* [WHAT IS NEEDED] Nothing but the lines holding the string "type" should appear in the answer. Copy them from the entries.

──────────

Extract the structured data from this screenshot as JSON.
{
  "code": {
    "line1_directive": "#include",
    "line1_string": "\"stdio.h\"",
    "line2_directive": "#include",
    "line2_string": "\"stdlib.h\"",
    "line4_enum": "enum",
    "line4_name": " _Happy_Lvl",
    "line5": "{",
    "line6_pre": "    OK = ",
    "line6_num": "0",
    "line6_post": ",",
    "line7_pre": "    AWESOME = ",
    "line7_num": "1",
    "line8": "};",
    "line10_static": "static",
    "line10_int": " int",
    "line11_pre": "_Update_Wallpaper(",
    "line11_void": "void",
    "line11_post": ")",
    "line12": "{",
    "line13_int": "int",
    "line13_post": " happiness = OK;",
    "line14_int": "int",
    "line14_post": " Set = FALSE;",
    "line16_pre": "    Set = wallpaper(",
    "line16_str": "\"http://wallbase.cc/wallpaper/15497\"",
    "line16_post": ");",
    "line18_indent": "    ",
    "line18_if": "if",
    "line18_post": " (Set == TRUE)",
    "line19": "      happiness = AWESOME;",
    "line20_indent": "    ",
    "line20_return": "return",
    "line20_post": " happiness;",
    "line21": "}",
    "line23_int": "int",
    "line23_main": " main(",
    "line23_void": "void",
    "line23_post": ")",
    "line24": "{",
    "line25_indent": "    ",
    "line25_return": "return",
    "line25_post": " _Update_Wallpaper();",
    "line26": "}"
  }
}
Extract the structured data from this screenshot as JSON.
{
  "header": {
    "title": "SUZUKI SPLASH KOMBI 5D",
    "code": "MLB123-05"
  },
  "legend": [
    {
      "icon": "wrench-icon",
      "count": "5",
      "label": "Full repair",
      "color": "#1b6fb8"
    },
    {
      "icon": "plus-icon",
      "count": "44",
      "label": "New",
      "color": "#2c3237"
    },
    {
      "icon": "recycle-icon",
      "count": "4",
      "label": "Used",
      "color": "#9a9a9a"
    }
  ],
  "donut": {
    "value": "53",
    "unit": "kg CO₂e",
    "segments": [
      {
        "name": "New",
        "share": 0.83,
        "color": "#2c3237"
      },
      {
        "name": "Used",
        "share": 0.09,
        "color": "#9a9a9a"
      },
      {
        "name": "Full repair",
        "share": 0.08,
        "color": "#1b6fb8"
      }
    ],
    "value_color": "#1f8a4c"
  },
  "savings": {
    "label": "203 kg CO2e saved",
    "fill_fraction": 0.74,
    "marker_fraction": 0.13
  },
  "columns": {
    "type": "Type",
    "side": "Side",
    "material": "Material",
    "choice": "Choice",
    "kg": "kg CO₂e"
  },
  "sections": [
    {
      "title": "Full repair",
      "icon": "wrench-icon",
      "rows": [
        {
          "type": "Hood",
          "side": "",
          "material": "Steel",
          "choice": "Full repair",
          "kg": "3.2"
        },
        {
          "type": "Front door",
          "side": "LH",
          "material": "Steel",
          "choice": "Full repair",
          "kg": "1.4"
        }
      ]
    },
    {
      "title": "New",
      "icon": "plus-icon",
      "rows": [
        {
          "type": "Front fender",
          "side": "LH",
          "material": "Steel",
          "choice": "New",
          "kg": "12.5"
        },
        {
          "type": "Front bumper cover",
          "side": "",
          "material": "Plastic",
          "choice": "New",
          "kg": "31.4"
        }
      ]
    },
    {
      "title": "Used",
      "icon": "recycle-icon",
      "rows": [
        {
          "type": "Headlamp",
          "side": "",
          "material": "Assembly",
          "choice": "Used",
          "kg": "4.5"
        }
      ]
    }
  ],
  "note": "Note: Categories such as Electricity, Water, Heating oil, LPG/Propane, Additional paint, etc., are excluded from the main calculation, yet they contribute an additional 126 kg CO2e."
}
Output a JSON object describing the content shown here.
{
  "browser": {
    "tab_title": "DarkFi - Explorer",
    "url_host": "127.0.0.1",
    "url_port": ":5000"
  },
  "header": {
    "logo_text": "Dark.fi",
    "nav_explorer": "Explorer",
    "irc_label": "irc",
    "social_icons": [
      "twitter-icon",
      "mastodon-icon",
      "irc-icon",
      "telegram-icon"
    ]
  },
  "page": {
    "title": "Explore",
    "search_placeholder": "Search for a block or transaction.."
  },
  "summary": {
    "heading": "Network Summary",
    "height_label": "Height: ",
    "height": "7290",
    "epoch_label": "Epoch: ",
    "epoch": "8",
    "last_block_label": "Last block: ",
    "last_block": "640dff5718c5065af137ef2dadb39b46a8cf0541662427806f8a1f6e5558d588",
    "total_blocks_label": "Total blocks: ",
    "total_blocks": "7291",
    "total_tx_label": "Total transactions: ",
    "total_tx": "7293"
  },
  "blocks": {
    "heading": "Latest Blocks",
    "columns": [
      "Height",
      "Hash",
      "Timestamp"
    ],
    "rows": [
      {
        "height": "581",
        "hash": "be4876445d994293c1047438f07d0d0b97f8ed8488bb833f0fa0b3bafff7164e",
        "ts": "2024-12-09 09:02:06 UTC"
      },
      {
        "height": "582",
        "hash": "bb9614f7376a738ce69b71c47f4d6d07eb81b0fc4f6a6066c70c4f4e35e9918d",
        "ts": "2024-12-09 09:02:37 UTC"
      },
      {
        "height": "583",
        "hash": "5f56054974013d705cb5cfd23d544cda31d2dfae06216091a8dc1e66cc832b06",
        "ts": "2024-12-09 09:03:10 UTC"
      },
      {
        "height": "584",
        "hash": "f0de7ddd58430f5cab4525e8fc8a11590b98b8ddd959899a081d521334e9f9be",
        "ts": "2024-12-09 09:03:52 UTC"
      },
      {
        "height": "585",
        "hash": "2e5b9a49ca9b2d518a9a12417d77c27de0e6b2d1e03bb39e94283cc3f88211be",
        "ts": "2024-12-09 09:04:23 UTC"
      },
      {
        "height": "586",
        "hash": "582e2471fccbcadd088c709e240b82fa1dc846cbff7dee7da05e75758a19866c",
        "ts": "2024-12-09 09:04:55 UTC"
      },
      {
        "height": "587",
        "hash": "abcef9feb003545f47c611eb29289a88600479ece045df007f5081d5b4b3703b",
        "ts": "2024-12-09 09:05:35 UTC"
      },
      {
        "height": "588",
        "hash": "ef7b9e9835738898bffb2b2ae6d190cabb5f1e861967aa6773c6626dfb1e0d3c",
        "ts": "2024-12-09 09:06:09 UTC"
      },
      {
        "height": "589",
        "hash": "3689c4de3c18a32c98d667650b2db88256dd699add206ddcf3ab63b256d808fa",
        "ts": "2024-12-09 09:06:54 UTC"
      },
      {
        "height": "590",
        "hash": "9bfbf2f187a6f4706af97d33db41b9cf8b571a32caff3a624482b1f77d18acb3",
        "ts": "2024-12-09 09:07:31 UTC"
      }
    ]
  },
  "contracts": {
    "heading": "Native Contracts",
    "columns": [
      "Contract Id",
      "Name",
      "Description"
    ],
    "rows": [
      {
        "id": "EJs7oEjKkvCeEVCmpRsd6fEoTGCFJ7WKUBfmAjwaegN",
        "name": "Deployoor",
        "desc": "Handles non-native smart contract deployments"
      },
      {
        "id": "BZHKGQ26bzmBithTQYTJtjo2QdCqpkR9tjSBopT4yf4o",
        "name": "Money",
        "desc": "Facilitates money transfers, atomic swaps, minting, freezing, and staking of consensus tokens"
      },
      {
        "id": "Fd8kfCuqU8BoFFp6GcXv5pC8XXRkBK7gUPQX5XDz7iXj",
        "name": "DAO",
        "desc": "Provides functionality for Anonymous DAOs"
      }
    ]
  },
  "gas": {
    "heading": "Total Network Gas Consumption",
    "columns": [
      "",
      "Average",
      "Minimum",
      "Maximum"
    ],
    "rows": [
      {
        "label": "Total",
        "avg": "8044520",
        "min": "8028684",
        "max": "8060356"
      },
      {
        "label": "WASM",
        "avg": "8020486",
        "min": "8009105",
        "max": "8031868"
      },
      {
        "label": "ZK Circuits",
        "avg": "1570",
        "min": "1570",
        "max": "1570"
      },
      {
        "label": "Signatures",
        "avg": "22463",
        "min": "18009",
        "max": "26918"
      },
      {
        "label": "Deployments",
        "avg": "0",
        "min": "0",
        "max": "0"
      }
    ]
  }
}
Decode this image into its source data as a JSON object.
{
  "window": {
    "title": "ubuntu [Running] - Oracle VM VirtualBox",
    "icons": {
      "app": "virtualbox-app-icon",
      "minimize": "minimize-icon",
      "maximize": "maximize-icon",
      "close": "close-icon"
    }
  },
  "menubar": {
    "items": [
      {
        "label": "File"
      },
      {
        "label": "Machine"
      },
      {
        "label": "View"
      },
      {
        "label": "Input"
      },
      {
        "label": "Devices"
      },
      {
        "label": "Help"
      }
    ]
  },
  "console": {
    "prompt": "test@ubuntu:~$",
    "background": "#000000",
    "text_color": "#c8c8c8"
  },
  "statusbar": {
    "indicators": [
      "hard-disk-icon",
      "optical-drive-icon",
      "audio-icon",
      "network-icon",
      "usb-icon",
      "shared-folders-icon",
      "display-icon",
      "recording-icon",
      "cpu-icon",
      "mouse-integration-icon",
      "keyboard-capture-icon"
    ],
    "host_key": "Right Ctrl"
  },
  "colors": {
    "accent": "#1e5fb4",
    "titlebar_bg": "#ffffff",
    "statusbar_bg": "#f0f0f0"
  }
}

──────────

* [OUTPUT OF THE TASK]
    "type": "Type",
          "type": "Hood",
          "type": "Front door",
          "type": "Front fender",
          "type": "Front bumper cover",
          "type": "Headlamp",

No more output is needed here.